◆ **Action item**
Your answer must be the full set of records, copied exactly, with no pictures in it.

◆ **Records shown**
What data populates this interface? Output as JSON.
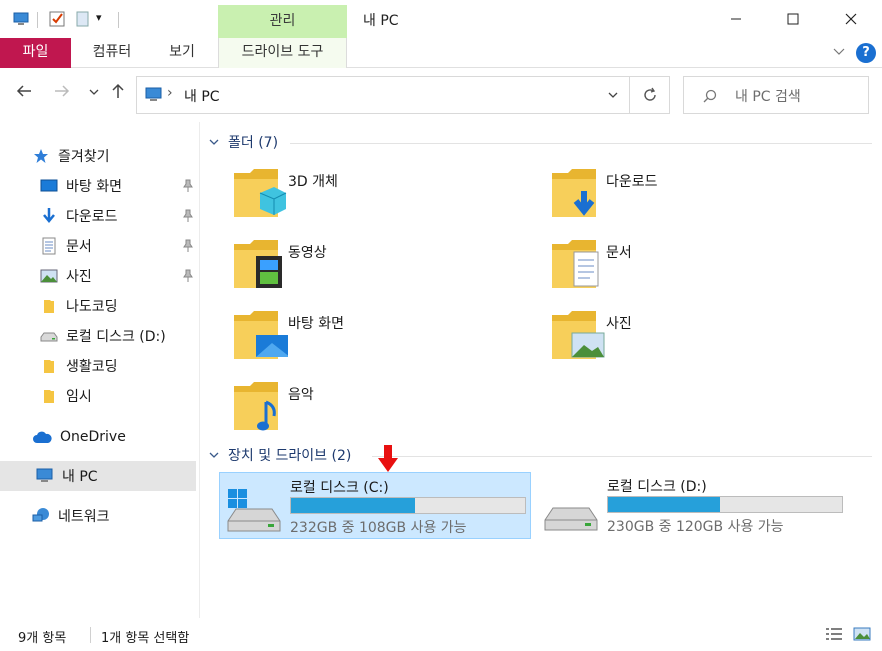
{
  "window": {
    "title": "내 PC"
  },
  "ribbon": {
    "context_group": "관리",
    "tabs": [
      "파일",
      "컴퓨터",
      "보기",
      "드라이브 도구"
    ]
  },
  "address": {
    "path_label": "내 PC",
    "separator": "›"
  },
  "search": {
    "placeholder": "내 PC 검색"
  },
  "navpane": {
    "quick_access": "즐겨찾기",
    "quick_items": [
      {
        "label": "바탕 화면",
        "icon": "desktop-icon",
        "pinned": true
      },
      {
        "label": "다운로드",
        "icon": "download-icon",
        "pinned": true
      },
      {
        "label": "문서",
        "icon": "document-icon",
        "pinned": true
      },
      {
        "label": "사진",
        "icon": "pictures-icon",
        "pinned": true
      },
      {
        "label": "나도코딩",
        "icon": "folder-icon",
        "pinned": false
      },
      {
        "label": "로컬 디스크 (D:)",
        "icon": "drive-icon",
        "pinned": false
      },
      {
        "label": "생활코딩",
        "icon": "folder-icon",
        "pinned": false
      },
      {
        "label": "임시",
        "icon": "folder-icon",
        "pinned": false
      }
    ],
    "onedrive": "OneDrive",
    "this_pc": "내 PC",
    "network": "네트워크"
  },
  "content": {
    "folders_header": "폴더 (7)",
    "folders": [
      {
        "label": "3D 개체",
        "icon": "3d-objects-icon"
      },
      {
        "label": "다운로드",
        "icon": "downloads-folder-icon"
      },
      {
        "label": "동영상",
        "icon": "videos-folder-icon"
      },
      {
        "label": "문서",
        "icon": "documents-folder-icon"
      },
      {
        "label": "바탕 화면",
        "icon": "desktop-folder-icon"
      },
      {
        "label": "사진",
        "icon": "pictures-folder-icon"
      },
      {
        "label": "음악",
        "icon": "music-folder-icon"
      }
    ],
    "drives_header": "장치 및 드라이브 (2)",
    "drives": [
      {
        "name": "로컬 디스크 (C:)",
        "free_text": "232GB 중 108GB 사용 가능",
        "used_fraction": 0.53,
        "selected": true
      },
      {
        "name": "로컬 디스크 (D:)",
        "free_text": "230GB 중 120GB 사용 가능",
        "used_fraction": 0.48,
        "selected": false
      }
    ]
  },
  "status": {
    "item_count": "9개 항목",
    "selected_count": "1개 항목 선택함"
  },
  "colors": {
    "file_tab": "#c0174f",
    "context_tab": "#c9f0b0",
    "selection": "#cce8ff",
    "drive_bar": "#26a0da",
    "folder": "#f5c542",
    "annotation_arrow": "#e81010"
  }
}
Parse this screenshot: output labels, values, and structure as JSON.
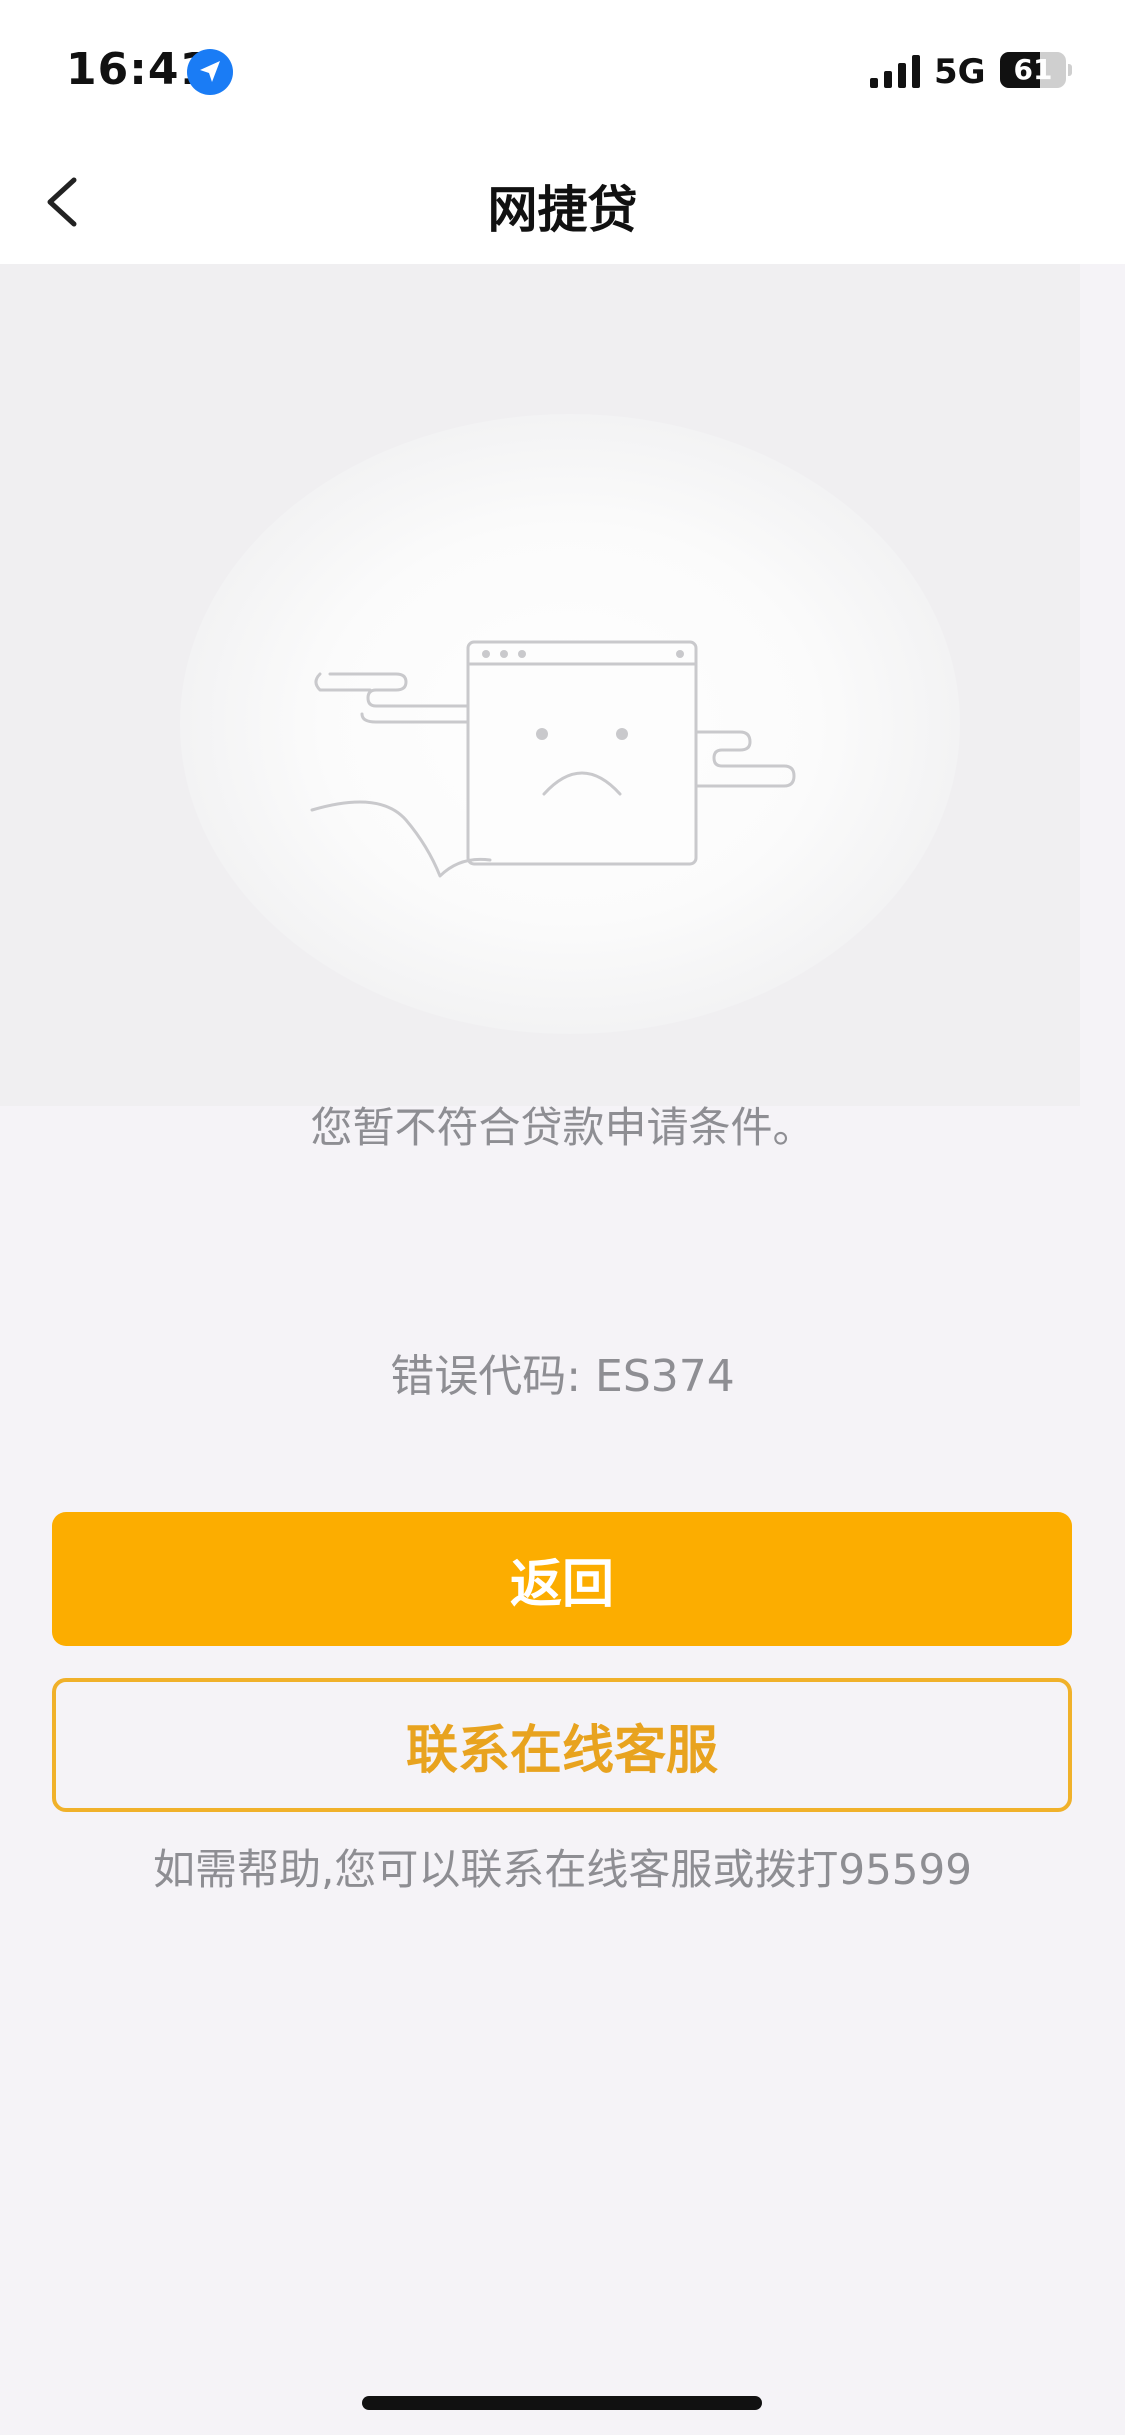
{
  "status_bar": {
    "time": "16:41",
    "network": "5G",
    "battery": "61",
    "battery_level": 0.61
  },
  "nav": {
    "title": "网捷贷"
  },
  "main": {
    "message": "您暂不符合贷款申请条件。",
    "error_code": "错误代码: ES374",
    "return_label": "返回",
    "service_label": "联系在线客服",
    "help_text": "如需帮助,您可以联系在线客服或拨打95599"
  },
  "colors": {
    "primary_button": "#fcad00",
    "outline_button": "#f0b12a",
    "background": "#f5f3f7"
  }
}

◆ **Written response**
What data populates this interface? Output as JSON.
{
  "window": {
    "title": "내 PC"
  },
  "ribbon": {
    "context_group": "관리",
    "tabs": [
      "파일",
      "컴퓨터",
      "보기",
      "드라이브 도구"
    ]
  },
  "address": {
    "path_label": "내 PC",
    "separator": "›"
  },
  "search": {
    "placeholder": "내 PC 검색"
  },
  "navpane": {
    "quick_access": "즐겨찾기",
    "quick_items": [
      {
        "label": "바탕 화면",
        "icon": "desktop-icon",
        "pinned": true
      },
      {
        "label": "다운로드",
        "icon": "download-icon",
        "pinned": true
      },
      {
        "label": "문서",
        "icon": "document-icon",
        "pinned": true
      },
      {
        "label": "사진",
        "icon": "pictures-icon",
        "pinned": true
      },
      {
        "label": "나도코딩",
        "icon": "folder-icon",
        "pinned": false
      },
      {
        "label": "로컬 디스크 (D:)",
        "icon": "drive-icon",
        "pinned": false
      },
      {
        "label": "생활코딩",
        "icon": "folder-icon",
        "pinned": false
      },
      {
        "label": "임시",
        "icon": "folder-icon",
        "pinned": false
      }
    ],
    "onedrive": "OneDrive",
    "this_pc": "내 PC",
    "network": "네트워크"
  },
  "content": {
    "folders_header": "폴더 (7)",
    "folders": [
      {
        "label": "3D 개체",
        "icon": "3d-objects-icon"
      },
      {
        "label": "다운로드",
        "icon": "downloads-folder-icon"
      },
      {
        "label": "동영상",
        "icon": "videos-folder-icon"
      },
      {
        "label": "문서",
        "icon": "documents-folder-icon"
      },
      {
        "label": "바탕 화면",
        "icon": "desktop-folder-icon"
      },
      {
        "label": "사진",
        "icon": "pictures-folder-icon"
      },
      {
        "label": "음악",
        "icon": "music-folder-icon"
      }
    ],
    "drives_header": "장치 및 드라이브 (2)",
    "drives": [
      {
        "name": "로컬 디스크 (C:)",
        "free_text": "232GB 중 108GB 사용 가능",
        "used_fraction": 0.53,
        "selected": true
      },
      {
        "name": "로컬 디스크 (D:)",
        "free_text": "230GB 중 120GB 사용 가능",
        "used_fraction": 0.48,
        "selected": false
      }
    ]
  },
  "status": {
    "item_count": "9개 항목",
    "selected_count": "1개 항목 선택함"
  },
  "colors": {
    "file_tab": "#c0174f",
    "context_tab": "#c9f0b0",
    "selection": "#cce8ff",
    "drive_bar": "#26a0da",
    "folder": "#f5c542",
    "annotation_arrow": "#e81010"
  }
}
Parse this screenshot: output labels, values, and structure as JSON.
{
  "status_bar": {
    "time": "16:41",
    "network": "5G",
    "battery": "61",
    "battery_level": 0.61
  },
  "nav": {
    "title": "网捷贷"
  },
  "main": {
    "message": "您暂不符合贷款申请条件。",
    "error_code": "错误代码: ES374",
    "return_label": "返回",
    "service_label": "联系在线客服",
    "help_text": "如需帮助,您可以联系在线客服或拨打95599"
  },
  "colors": {
    "primary_button": "#fcad00",
    "outline_button": "#f0b12a",
    "background": "#f5f3f7"
  }
}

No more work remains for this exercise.